Boston College Contemporary Theatre took America’s favorite animated sitcom, The Simpsons and added a bit of creativity and dark humor, turning it into a well-developed commentary on the evolution of society and entertainment.
Mr. Burns, a Post-Electric Play, directed by Molly Caballero, LSEHD ’24, is divided into three acts, each of which is set in a different time period. While the cast remains the same, their characters change over the course of different time jumps, emphasizing the change in what entertainment means to society.
The first act features a rag-tag group of survivors who’ve just escaped some sort of apocalyptic nuclear fallout. The actors spend much of the first act trying to recount a Simpsons episode titled “Cape Feare.” They can’t quite manage the details, but the cast draws some laughs with their exaggerated hand movements and reenactments of the episode’s best moments.
Time and time again, the characters are pulled away from the humor and levity in the script because of the trauma that they’ve experienced prior to the act.
The act is set around a campfire with realistic sound effects and a tent that’s enough to convince the audience that they’re in the woods. Staged on the rooftop patio of the McMullen Museum of Art, the first act makes the audience feel immersed in the post-apocalyptic world.
The following two acts continue to take the audience on a tour of the McMullen, as the show’s second act takes place inside the back gallery, and the third act is staged on the back patio outside.
In all settings, the lighting is critical to the plot. Red tones light the room to indicate the presence of death, while brighter blues and yellows appear in scenes that are more lightheartedly comedic.
Act Two features the rag-tag group seven years later, as the group is now a family unit that puts on productions of The Simpsons for a living, but the characters ironically still have to deal with copyright infringement. In a world where society has collapsed, entertainment and creative disputes survive and endure.
The second act is at its best when the group puts on “commercials,” or little comedic gags with dance and song numbers. They’re trying to recreate actual television, after all, so the jokes and well-put-together jingles aren’t wasted on the audience. But, laughs aside, serious debates about the cutthroat evolution of the entertainment industry pull the characters away.
This act juxtaposes society’s greed with people’s common yearning to be entertained, which poses a question to the audience: Can society’s emotional weight drag down something as light and pointless as The Simpsons?
The third act picks up 75 years later with a final performance of the episode “Cape Feare.” This rendition of the episode is drastically different from the version in Acts One and Two. Elements of the nuclear fallout in Act One with the seriousness in Act Two come together to create a musical drama in which Bart Simpson engages in a fight for his life. Key plot points in the episode are altered to create a similar narrative with a wildly different outcome.
This last spectacle is no doubt entertaining. It comments on how the entertainment industry has taken real-life trauma and desensitized the audience to the actual experience, compacting it into a single episode of The Simpsons. In the play, the weight of society’s trauma seen in the first act contaminates this retelling of The Simpsons in a way that critically alters the material.

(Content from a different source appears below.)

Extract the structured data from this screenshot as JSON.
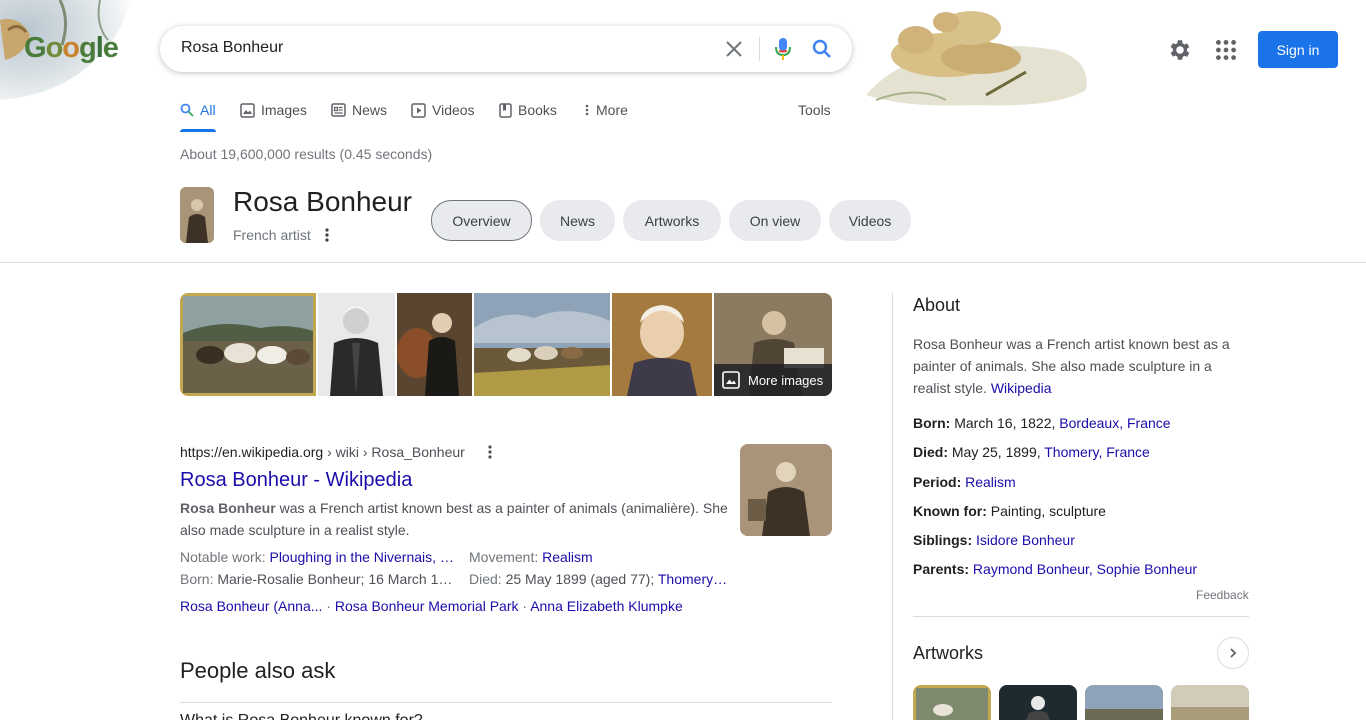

In Mr. Burns, a Post-Electric Play, art is a medium for the expression of pain and individuality that reflects the weight of society’s troubles. Mixed in with some irony and dark humor, the play nails down what it means to appreciate art and understand its true purpose.